What you have to do | Return the entries in full, exactly as written.
——————
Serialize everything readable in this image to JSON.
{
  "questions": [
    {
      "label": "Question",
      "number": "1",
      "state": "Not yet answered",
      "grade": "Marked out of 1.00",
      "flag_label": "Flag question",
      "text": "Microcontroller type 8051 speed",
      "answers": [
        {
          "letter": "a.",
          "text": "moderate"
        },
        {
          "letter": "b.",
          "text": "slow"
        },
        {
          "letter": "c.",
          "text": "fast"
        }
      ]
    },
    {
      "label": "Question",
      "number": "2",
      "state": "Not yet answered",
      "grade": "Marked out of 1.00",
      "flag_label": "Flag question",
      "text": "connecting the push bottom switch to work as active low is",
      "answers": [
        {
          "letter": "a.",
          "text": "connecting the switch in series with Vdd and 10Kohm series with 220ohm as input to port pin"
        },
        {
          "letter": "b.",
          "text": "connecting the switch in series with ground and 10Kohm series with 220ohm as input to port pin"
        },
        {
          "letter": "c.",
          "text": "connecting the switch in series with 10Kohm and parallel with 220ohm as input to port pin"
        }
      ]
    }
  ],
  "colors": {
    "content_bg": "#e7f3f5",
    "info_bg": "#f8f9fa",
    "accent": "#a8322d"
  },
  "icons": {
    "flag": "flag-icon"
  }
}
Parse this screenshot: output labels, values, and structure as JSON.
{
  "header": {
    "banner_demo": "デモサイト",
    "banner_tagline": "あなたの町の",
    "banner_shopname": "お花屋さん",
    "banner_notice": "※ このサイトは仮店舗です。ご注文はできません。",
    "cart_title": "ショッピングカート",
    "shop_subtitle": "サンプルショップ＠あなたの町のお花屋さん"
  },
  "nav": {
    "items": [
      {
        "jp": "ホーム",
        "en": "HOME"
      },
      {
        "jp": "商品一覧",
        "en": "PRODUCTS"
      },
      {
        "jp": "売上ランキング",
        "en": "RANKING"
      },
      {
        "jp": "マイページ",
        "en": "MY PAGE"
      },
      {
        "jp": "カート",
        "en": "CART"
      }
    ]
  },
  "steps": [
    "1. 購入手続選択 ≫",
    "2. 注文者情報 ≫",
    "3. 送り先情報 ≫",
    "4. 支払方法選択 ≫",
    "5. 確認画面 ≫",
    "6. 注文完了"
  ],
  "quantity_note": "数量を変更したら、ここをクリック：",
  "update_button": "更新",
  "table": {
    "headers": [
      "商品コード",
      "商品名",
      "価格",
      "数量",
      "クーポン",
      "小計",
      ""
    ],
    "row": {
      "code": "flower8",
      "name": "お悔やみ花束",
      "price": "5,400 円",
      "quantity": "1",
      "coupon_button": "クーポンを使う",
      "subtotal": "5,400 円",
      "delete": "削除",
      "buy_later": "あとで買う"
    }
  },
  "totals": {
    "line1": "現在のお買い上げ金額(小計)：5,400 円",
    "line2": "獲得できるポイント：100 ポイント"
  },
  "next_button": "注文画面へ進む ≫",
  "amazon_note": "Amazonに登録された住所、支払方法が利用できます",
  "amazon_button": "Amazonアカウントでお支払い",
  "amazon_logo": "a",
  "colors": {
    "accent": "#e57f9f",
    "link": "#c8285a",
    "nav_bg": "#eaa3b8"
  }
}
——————
Result below |
Serialize everything readable in this image to JSON.
{
  "questions": [
    {
      "label": "Question",
      "number": "1",
      "state": "Not yet answered",
      "grade": "Marked out of 1.00",
      "flag_label": "Flag question",
      "text": "Microcontroller type 8051 speed",
      "answers": [
        {
          "letter": "a.",
          "text": "moderate"
        },
        {
          "letter": "b.",
          "text": "slow"
        },
        {
          "letter": "c.",
          "text": "fast"
        }
      ]
    },
    {
      "label": "Question",
      "number": "2",
      "state": "Not yet answered",
      "grade": "Marked out of 1.00",
      "flag_label": "Flag question",
      "text": "connecting the push bottom switch to work as active low is",
      "answers": [
        {
          "letter": "a.",
          "text": "connecting the switch in series with Vdd and 10Kohm series with 220ohm as input to port pin"
        },
        {
          "letter": "b.",
          "text": "connecting the switch in series with ground and 10Kohm series with 220ohm as input to port pin"
        },
        {
          "letter": "c.",
          "text": "connecting the switch in series with 10Kohm and parallel with 220ohm as input to port pin"
        }
      ]
    }
  ],
  "colors": {
    "content_bg": "#e7f3f5",
    "info_bg": "#f8f9fa",
    "accent": "#a8322d"
  },
  "icons": {
    "flag": "flag-icon"
  }
}
Parse this screenshot: output labels, values, and structure as JSON.
{
  "header": {
    "banner_demo": "デモサイト",
    "banner_tagline": "あなたの町の",
    "banner_shopname": "お花屋さん",
    "banner_notice": "※ このサイトは仮店舗です。ご注文はできません。",
    "cart_title": "ショッピングカート",
    "shop_subtitle": "サンプルショップ＠あなたの町のお花屋さん"
  },
  "nav": {
    "items": [
      {
        "jp": "ホーム",
        "en": "HOME"
      },
      {
        "jp": "商品一覧",
        "en": "PRODUCTS"
      },
      {
        "jp": "売上ランキング",
        "en": "RANKING"
      },
      {
        "jp": "マイページ",
        "en": "MY PAGE"
      },
      {
        "jp": "カート",
        "en": "CART"
      }
    ]
  },
  "steps": [
    "1. 購入手続選択 ≫",
    "2. 注文者情報 ≫",
    "3. 送り先情報 ≫",
    "4. 支払方法選択 ≫",
    "5. 確認画面 ≫",
    "6. 注文完了"
  ],
  "quantity_note": "数量を変更したら、ここをクリック：",
  "update_button": "更新",
  "table": {
    "headers": [
      "商品コード",
      "商品名",
      "価格",
      "数量",
      "クーポン",
      "小計",
      ""
    ],
    "row": {
      "code": "flower8",
      "name": "お悔やみ花束",
      "price": "5,400 円",
      "quantity": "1",
      "coupon_button": "クーポンを使う",
      "subtotal": "5,400 円",
      "delete": "削除",
      "buy_later": "あとで買う"
    }
  },
  "totals": {
    "line1": "現在のお買い上げ金額(小計)：5,400 円",
    "line2": "獲得できるポイント：100 ポイント"
  },
  "next_button": "注文画面へ進む ≫",
  "amazon_note": "Amazonに登録された住所、支払方法が利用できます",
  "amazon_button": "Amazonアカウントでお支払い",
  "amazon_logo": "a",
  "colors": {
    "accent": "#e57f9f",
    "link": "#c8285a",
    "nav_bg": "#eaa3b8"
  }
}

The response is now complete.